Today, boiled peanuts come in a range of styles and preparations. There’s the original salt, of course, and Cajun seasoning is another classic. Duncan sometimes opts for a squeeze of lime or the juice from Alabama pickle maker Wickles Pickles on top of straight salted peanuts alongside an ice-cold beer or tequila.
At Alabama Peanut Co., Thursby makes a range of rotating flavors with in-house seasonings, including options like Alabama Cajun, Tiki Teriyaki, Wickles Pickles, and Pineapple Lava made with a spicy pineapple juice.
“Peanuts saved farmers in Alabama,” Duncan says. “For that reason, if for no other, we should strive to keep peanuts in general and boiled peanuts specifically as an important part of our culinary legacy.”
Where to buy Alabama boiled peanuts
Boiled peanuts are like many of the best snack foods in that the best place to buy them is where you can find them. There are some places with an elevated style, however, as well as some tips on where not to purchase them unless you’re in a pinch and have a craving.
“You want someone who makes them fresh daily,” as opposed to in a mass-market peanut kettle, Duncan says. “And you don’t want them to be too soggy. Some of these places cook them until they are mush. You do want some texture to the peanut — that perfect blend of soft but not soggy, briny but not salty. I think the run-down shacks or little roadside produce stands have the best boiled peanuts.
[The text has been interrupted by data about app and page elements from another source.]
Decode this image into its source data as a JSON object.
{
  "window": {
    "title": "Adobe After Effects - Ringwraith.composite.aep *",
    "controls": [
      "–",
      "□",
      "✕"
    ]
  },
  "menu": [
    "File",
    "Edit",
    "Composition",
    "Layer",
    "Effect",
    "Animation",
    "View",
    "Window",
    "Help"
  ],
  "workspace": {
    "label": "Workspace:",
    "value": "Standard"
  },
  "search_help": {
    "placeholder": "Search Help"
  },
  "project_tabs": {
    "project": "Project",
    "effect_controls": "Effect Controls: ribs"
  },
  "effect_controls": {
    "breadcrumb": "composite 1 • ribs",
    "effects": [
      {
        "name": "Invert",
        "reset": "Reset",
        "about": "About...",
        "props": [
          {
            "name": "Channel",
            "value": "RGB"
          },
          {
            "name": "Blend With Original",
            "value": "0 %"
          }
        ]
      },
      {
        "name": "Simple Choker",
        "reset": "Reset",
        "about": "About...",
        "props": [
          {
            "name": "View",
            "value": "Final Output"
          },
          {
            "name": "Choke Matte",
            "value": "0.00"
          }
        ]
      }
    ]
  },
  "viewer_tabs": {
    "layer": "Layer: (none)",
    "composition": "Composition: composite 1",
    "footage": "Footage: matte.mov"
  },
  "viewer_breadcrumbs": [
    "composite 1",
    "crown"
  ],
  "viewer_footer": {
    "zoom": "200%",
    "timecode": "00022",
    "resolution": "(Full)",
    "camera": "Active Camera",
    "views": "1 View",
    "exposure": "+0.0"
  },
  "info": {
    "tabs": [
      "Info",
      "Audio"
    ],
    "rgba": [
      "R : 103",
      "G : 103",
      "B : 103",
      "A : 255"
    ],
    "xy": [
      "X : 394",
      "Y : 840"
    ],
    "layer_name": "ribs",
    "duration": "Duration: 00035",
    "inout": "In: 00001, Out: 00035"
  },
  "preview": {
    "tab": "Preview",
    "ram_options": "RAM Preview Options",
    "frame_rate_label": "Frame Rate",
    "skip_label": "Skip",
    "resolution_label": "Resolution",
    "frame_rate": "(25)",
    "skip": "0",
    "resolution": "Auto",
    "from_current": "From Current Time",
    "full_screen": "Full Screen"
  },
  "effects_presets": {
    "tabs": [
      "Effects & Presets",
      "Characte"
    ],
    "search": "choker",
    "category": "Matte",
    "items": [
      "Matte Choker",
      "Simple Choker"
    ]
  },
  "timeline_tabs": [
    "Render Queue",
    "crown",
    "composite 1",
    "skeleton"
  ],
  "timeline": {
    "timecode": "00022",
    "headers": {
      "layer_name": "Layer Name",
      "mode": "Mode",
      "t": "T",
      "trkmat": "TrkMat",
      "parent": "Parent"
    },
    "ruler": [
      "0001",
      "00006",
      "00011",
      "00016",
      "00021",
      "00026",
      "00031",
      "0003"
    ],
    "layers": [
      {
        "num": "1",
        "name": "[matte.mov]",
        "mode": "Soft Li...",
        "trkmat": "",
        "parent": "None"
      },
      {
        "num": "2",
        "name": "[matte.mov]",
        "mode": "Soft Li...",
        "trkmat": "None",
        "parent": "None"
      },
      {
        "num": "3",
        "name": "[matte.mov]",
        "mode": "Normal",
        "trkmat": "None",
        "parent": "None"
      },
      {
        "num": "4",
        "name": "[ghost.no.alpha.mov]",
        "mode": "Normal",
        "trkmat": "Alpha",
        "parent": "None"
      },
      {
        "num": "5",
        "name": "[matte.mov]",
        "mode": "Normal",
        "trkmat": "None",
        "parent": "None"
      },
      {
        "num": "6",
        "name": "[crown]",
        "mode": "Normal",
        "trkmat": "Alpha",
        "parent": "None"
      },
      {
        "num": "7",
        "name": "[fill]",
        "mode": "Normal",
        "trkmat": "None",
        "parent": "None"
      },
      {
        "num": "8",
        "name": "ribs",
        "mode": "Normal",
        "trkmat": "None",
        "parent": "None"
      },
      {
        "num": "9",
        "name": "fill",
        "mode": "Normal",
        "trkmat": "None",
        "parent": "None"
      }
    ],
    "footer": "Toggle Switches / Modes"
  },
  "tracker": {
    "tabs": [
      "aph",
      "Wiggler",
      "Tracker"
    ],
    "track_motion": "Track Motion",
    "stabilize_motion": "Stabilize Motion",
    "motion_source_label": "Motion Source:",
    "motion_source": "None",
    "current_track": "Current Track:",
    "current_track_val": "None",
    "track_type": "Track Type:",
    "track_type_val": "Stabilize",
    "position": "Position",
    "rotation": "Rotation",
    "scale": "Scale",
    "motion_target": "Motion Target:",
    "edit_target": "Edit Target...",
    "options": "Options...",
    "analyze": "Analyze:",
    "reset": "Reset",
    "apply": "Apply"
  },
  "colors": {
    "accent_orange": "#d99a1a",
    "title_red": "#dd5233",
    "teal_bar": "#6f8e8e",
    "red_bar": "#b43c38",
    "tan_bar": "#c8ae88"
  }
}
I am looking for someone cooking them in a big cast iron pot where they scoop them into a brown paper bag for you when you order them.”
Outside of the farm stands around Troy, Dothan, Enterprise, and Luverne, here’s where to pick up some of the South’s best road trip food.
Alabama Peanut Co. in Birmingham: Thursby opened up for business in a building from 1907 that used to be a peanut roastery. The shop has more than 130 different flavors that are rotated daily. It’s hard to beat stopping by the shop for a fresh batch, and Alabama Peanut Co. also has delivery trucks and boil-your-own kits for people outside of the South. In June 2021, the business will start to ship nationally.
Where: 2016 Morris Ave, Birmingham, AL 35203
SpringHouse at Lake Martin in Alexander City: James Beard-nominated chef Rob McDaniel contributed a recipe to Duncan’s book Alabama Cravings while he was working at SpringHouse (McDaniel now runs Helen in Birmingham). The boiled peanuts bring a fine dining perspective with garlic, bay leaves, and whole chiles.
Where: 12 Benson Mill Rd, Alexander City, AL 35010
Harold’s Cajun near Bay Minette: Find this little veteran-run boiled peanut trailer around Gulf Shores Parkway. “You will see his hand-lettered signs that read Hot Boiled Peanuts in big red letters,” Duncan says. “Turn around if you pass it. I normally go for traditional boiled peanuts, but I do like the subtle Cajun seasoning Harold uses.”